Dataset rows describing interfaces
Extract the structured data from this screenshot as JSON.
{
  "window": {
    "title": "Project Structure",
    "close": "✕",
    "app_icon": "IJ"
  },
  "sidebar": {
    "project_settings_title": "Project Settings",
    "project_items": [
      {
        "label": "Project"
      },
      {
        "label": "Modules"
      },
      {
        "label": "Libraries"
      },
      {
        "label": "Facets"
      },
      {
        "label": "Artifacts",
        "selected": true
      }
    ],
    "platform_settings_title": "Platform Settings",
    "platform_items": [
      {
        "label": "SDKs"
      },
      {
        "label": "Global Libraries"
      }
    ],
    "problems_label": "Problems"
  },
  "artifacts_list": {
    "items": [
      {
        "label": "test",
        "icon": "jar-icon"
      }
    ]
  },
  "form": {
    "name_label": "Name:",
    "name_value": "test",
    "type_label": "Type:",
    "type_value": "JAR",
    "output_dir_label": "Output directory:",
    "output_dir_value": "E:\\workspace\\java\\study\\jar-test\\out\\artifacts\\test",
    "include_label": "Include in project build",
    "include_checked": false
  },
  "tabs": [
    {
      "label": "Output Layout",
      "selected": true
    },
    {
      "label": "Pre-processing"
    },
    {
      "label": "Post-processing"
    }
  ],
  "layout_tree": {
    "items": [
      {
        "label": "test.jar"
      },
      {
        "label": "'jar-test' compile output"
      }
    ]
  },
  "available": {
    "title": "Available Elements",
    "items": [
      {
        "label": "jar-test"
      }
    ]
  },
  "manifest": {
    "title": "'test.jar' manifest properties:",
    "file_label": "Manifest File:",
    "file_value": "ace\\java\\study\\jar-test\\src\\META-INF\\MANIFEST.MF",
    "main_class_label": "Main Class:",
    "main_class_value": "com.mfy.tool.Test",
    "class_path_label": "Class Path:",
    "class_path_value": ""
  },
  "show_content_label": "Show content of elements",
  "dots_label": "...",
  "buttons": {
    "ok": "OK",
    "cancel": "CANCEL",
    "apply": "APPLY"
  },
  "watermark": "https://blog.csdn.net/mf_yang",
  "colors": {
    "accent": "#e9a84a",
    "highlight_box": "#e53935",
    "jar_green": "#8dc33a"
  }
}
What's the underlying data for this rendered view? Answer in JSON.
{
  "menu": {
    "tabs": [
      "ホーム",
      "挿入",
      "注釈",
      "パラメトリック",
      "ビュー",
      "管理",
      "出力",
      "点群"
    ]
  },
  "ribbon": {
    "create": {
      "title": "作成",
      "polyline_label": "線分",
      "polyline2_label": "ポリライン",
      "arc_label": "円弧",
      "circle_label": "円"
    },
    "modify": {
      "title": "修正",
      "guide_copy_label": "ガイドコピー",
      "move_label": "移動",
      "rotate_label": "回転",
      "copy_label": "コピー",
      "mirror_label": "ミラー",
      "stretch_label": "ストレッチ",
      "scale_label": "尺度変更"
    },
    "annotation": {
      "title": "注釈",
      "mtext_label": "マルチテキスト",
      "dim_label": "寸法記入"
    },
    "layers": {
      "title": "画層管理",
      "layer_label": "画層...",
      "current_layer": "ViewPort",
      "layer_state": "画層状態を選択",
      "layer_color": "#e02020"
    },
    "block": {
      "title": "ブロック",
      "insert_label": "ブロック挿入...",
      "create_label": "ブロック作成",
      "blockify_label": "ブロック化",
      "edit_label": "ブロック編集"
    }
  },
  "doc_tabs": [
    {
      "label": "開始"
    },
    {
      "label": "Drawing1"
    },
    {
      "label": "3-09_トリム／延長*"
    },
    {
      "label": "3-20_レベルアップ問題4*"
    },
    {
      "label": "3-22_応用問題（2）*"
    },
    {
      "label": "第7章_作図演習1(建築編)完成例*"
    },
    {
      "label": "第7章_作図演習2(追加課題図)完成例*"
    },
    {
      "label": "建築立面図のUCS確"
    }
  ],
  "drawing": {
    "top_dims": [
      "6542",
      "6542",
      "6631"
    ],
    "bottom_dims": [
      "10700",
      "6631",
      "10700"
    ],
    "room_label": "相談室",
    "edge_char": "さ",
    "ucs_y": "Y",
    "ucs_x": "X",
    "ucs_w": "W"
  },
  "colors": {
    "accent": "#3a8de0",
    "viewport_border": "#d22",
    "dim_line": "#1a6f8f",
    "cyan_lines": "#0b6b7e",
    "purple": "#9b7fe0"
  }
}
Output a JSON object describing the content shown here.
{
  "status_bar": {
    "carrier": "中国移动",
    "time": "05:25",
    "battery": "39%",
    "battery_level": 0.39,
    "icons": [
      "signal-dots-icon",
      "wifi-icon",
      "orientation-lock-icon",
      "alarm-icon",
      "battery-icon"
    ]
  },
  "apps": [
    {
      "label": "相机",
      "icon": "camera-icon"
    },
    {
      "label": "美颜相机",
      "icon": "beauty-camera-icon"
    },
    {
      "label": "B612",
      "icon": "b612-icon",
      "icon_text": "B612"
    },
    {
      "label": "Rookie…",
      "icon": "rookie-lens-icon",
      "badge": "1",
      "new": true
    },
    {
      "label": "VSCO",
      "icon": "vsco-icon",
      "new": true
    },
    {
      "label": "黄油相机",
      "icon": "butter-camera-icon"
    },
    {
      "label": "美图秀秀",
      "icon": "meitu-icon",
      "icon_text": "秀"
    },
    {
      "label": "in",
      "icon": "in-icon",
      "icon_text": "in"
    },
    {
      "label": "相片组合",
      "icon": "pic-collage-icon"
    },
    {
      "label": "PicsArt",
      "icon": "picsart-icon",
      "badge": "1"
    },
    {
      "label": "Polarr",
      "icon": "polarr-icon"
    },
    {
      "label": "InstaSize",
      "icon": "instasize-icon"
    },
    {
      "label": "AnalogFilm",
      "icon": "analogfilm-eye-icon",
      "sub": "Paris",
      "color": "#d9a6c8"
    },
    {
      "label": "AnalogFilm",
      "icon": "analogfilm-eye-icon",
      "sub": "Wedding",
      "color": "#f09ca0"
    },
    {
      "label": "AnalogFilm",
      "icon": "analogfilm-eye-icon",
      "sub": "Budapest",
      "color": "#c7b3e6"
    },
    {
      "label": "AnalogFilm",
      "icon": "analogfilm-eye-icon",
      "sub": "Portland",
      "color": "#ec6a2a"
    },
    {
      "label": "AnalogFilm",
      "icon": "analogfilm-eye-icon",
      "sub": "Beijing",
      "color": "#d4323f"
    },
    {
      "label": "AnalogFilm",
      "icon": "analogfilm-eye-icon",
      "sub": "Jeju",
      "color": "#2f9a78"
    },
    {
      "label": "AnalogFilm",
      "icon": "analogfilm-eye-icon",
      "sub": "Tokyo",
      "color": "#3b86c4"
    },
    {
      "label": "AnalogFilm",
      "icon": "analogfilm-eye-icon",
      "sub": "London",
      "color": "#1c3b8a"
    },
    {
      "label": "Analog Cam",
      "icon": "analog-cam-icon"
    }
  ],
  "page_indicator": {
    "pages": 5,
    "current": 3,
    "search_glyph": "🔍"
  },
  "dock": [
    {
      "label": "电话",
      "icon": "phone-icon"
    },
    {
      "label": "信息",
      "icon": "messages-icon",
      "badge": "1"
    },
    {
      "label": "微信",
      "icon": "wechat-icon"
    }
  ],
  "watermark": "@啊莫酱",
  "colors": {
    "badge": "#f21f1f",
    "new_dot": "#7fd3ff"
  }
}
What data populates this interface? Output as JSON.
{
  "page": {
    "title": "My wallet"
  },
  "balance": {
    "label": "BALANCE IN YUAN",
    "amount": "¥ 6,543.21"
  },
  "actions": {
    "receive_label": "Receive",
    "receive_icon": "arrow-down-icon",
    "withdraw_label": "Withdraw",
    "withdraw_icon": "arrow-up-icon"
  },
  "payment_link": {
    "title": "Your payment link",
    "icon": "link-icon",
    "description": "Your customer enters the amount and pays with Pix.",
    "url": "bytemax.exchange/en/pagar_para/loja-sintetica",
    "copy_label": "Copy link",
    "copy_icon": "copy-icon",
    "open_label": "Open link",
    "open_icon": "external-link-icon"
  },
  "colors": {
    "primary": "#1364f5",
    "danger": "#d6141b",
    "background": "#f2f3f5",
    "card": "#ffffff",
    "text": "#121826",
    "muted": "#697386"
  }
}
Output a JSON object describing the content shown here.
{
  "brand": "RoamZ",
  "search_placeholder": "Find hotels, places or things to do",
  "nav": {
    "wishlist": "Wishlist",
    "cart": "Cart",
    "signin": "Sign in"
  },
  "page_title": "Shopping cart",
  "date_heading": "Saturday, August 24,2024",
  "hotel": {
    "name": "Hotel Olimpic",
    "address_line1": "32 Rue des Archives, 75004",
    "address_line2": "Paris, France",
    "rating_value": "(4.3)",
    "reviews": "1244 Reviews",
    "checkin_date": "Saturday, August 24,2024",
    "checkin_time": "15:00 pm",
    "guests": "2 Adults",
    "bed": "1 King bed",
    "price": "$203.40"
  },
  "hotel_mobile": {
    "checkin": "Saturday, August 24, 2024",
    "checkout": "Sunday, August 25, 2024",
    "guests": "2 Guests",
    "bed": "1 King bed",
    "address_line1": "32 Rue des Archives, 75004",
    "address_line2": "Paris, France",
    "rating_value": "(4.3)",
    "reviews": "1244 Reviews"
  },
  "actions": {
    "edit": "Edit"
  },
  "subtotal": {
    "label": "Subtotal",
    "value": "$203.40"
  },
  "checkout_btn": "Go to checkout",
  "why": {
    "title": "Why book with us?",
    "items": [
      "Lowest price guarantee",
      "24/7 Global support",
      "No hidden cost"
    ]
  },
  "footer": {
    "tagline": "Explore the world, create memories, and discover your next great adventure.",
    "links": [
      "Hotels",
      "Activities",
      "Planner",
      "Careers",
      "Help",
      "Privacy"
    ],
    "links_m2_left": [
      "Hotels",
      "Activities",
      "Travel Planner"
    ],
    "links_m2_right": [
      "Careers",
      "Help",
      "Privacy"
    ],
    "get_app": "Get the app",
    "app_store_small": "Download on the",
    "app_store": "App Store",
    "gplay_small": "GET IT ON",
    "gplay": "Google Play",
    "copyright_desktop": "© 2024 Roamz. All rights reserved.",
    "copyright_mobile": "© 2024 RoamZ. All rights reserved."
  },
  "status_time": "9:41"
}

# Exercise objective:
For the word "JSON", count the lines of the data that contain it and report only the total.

# Task answer:
5